Stored data entries:
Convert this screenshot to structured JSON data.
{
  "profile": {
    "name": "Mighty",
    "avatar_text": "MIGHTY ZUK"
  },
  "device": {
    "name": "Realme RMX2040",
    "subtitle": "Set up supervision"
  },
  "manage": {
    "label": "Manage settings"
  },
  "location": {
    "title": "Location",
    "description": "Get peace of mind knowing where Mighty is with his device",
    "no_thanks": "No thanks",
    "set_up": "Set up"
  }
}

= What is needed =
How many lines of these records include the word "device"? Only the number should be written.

= Task response =
2